INDIGENOUS NARRATIVES. Kazys, Ona, Juozas, Agota, Katrė, Stepas, Pranas, Eugenija, Vincas and others.

INDIGENOUS NARRATIVES. Kazys, Ona, Juozas, Agota, Katrė, Stepas, Pranas, Eugenija, Vincas and others.


Reconstructing the cultural memory

The object of the exhibition which activates the indigenous narratives is the Lithuanian ethnos or more precisely the country dwellers of the 19–20th century who experienced the least influence of modernisation and preserved the most authentic and archaic culture. That is those others, the bearers of the ethnic identity, without whom the nation would not have come into existence, and the nationhood would not have been established. However, the social status and role of those others in the historical perspective always remained insignificant, as they stayed in the background. Kinfolks, but still, others. The phenomena consolidated in these grand narratives and dominating in the collective cultural memory, ideologically selected and spread romanticised images, framed archetypes, pushed the social reality of the village to the margins.

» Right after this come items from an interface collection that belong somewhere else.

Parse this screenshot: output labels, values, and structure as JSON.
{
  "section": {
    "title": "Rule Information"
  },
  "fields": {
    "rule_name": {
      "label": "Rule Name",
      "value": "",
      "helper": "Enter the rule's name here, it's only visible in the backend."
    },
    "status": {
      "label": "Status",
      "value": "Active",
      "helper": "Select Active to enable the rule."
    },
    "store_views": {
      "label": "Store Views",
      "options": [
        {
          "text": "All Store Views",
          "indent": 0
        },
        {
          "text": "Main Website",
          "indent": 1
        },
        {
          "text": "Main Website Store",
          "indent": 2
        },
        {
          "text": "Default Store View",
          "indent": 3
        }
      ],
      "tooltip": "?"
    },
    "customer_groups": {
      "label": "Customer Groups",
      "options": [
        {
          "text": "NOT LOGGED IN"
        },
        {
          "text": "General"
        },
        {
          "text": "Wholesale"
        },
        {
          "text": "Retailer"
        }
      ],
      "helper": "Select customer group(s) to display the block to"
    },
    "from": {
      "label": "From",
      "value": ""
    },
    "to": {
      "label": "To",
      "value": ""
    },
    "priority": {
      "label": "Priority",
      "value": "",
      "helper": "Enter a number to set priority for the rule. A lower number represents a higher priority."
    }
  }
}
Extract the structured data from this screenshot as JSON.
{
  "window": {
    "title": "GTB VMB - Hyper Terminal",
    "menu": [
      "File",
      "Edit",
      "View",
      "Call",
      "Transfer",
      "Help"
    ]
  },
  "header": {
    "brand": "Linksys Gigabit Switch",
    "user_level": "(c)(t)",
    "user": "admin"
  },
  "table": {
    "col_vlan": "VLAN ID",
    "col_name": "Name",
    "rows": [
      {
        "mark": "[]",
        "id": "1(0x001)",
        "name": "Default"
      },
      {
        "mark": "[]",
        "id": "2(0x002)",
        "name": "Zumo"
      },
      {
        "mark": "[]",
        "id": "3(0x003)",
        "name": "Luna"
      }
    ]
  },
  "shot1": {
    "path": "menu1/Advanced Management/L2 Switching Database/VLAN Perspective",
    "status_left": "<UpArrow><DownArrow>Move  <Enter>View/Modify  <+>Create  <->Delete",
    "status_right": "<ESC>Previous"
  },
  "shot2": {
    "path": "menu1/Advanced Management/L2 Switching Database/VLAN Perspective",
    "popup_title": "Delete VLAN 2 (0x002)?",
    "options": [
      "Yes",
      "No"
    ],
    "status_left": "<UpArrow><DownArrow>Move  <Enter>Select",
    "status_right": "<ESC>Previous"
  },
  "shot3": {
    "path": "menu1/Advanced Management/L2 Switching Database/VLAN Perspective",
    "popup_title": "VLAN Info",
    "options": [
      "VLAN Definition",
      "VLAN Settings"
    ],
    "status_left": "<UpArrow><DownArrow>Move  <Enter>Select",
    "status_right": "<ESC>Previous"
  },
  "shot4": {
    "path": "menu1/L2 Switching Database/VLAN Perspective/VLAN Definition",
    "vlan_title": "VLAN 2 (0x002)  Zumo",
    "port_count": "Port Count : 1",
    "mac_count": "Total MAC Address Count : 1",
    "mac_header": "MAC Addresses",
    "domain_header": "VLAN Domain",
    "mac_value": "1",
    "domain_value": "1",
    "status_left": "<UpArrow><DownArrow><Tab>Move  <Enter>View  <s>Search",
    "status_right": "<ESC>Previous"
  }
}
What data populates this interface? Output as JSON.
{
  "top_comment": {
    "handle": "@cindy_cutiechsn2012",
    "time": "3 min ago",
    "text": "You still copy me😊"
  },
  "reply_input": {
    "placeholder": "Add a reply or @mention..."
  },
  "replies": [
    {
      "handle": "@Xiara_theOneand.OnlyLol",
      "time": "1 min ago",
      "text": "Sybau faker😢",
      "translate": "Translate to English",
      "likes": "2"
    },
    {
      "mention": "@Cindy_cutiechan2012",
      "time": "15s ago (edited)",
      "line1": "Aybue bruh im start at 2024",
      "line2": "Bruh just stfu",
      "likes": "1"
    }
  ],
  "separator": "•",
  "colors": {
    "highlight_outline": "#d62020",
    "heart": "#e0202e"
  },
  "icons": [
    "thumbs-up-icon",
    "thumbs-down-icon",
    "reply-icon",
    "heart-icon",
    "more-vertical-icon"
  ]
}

By opening up the panorama of the deep countryside during the three historical periods (Czarist Russia, the First Lithuanian Republic, Soviet era), the most significant components of being of a humble person – time and space – are addressed. In the exhibition a landscape woven from the indigenous narratives, is expressed by their own created artefacts and testimonies collected by the photographers, ethnographers, ethnologists, folklorists, they reveal the villager’s selves, slow development, and uncover a tacit cultural stratum.


Margarita Matulytė

Sound installation

Author Marius Juknevičius. Vilnius 2021

Sound recordings heard at the exhibition are the authentic stories of the indigenous people. From the beginning of the 20th century Lithuanian folklore collected during ethnographic expeditions is kept at the Institute of Lithuanian Literature and Folklore in Vilnius. These unique sound documents hide within themselves small narratives, allowing us to touch the unique microcosm created by the indigenous people.

It’s a paradox, but the conditions dictated by the pandemic, not allowing to use headphones and to release the sound into the general space of the exhibition became crucial – this way the specific recording was not shut in a museum “cage”, on the contrary voices were heard in the open “field”, overlapping, relating to other small narratives. Maybe these liberated sounds will help an image of village culture that is less ideologized and not forced into a frame come up in our dreams.


Marius Juknevičius